═════ Provided data
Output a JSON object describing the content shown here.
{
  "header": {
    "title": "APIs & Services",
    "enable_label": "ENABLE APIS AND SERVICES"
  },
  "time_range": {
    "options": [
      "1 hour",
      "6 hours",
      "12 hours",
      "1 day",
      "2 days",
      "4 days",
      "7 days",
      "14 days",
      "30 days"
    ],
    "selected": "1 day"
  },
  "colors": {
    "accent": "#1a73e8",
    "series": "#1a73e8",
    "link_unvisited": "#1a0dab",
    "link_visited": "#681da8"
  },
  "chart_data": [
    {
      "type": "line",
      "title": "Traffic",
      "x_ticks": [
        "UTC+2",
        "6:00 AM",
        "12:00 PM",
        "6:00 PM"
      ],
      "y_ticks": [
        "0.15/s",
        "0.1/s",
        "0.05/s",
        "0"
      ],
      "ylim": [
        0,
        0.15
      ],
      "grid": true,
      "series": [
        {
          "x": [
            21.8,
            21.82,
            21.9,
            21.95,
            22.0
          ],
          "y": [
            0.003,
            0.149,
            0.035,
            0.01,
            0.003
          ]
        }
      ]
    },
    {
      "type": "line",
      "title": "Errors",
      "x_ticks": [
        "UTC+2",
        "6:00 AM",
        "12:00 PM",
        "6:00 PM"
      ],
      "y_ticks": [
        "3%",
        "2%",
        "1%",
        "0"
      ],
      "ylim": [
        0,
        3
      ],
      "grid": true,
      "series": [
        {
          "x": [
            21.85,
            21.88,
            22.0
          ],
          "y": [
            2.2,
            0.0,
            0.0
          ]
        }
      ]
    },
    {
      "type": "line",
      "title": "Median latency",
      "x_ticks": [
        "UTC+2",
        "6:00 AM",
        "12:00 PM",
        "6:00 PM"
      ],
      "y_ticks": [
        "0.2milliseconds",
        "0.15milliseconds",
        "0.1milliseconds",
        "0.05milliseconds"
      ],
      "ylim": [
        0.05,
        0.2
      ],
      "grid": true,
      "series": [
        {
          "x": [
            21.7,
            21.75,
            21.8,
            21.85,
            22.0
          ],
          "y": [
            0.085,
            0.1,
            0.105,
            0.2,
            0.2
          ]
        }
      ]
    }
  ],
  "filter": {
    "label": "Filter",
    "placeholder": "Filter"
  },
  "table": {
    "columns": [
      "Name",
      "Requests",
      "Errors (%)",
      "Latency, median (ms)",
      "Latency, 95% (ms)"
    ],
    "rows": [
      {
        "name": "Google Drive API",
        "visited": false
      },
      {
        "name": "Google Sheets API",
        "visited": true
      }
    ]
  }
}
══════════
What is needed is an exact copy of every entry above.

Output a JSON object describing the content shown here.
{
  "header": {
    "title": "APIs & Services",
    "enable_label": "ENABLE APIS AND SERVICES"
  },
  "time_range": {
    "options": [
      "1 hour",
      "6 hours",
      "12 hours",
      "1 day",
      "2 days",
      "4 days",
      "7 days",
      "14 days",
      "30 days"
    ],
    "selected": "1 day"
  },
  "colors": {
    "accent": "#1a73e8",
    "series": "#1a73e8",
    "link_unvisited": "#1a0dab",
    "link_visited": "#681da8"
  },
  "chart_data": [
    {
      "type": "line",
      "title": "Traffic",
      "x_ticks": [
        "UTC+2",
        "6:00 AM",
        "12:00 PM",
        "6:00 PM"
      ],
      "y_ticks": [
        "0.15/s",
        "0.1/s",
        "0.05/s",
        "0"
      ],
      "ylim": [
        0,
        0.15
      ],
      "grid": true,
      "series": [
        {
          "x": [
            21.8,
            21.82,
            21.9,
            21.95,
            22.0
          ],
          "y": [
            0.003,
            0.149,
            0.035,
            0.01,
            0.003
          ]
        }
      ]
    },
    {
      "type": "line",
      "title": "Errors",
      "x_ticks": [
        "UTC+2",
        "6:00 AM",
        "12:00 PM",
        "6:00 PM"
      ],
      "y_ticks": [
        "3%",
        "2%",
        "1%",
        "0"
      ],
      "ylim": [
        0,
        3
      ],
      "grid": true,
      "series": [
        {
          "x": [
            21.85,
            21.88,
            22.0
          ],
          "y": [
            2.2,
            0.0,
            0.0
          ]
        }
      ]
    },
    {
      "type": "line",
      "title": "Median latency",
      "x_ticks": [
        "UTC+2",
        "6:00 AM",
        "12:00 PM",
        "6:00 PM"
      ],
      "y_ticks": [
        "0.2milliseconds",
        "0.15milliseconds",
        "0.1milliseconds",
        "0.05milliseconds"
      ],
      "ylim": [
        0.05,
        0.2
      ],
      "grid": true,
      "series": [
        {
          "x": [
            21.7,
            21.75,
            21.8,
            21.85,
            22.0
          ],
          "y": [
            0.085,
            0.1,
            0.105,
            0.2,
            0.2
          ]
        }
      ]
    }
  ],
  "filter": {
    "label": "Filter",
    "placeholder": "Filter"
  },
  "table": {
    "columns": [
      "Name",
      "Requests",
      "Errors (%)",
      "Latency, median (ms)",
      "Latency, 95% (ms)"
    ],
    "rows": [
      {
        "name": "Google Drive API",
        "visited": false
      },
      {
        "name": "Google Sheets API",
        "visited": true
      }
    ]
  }
}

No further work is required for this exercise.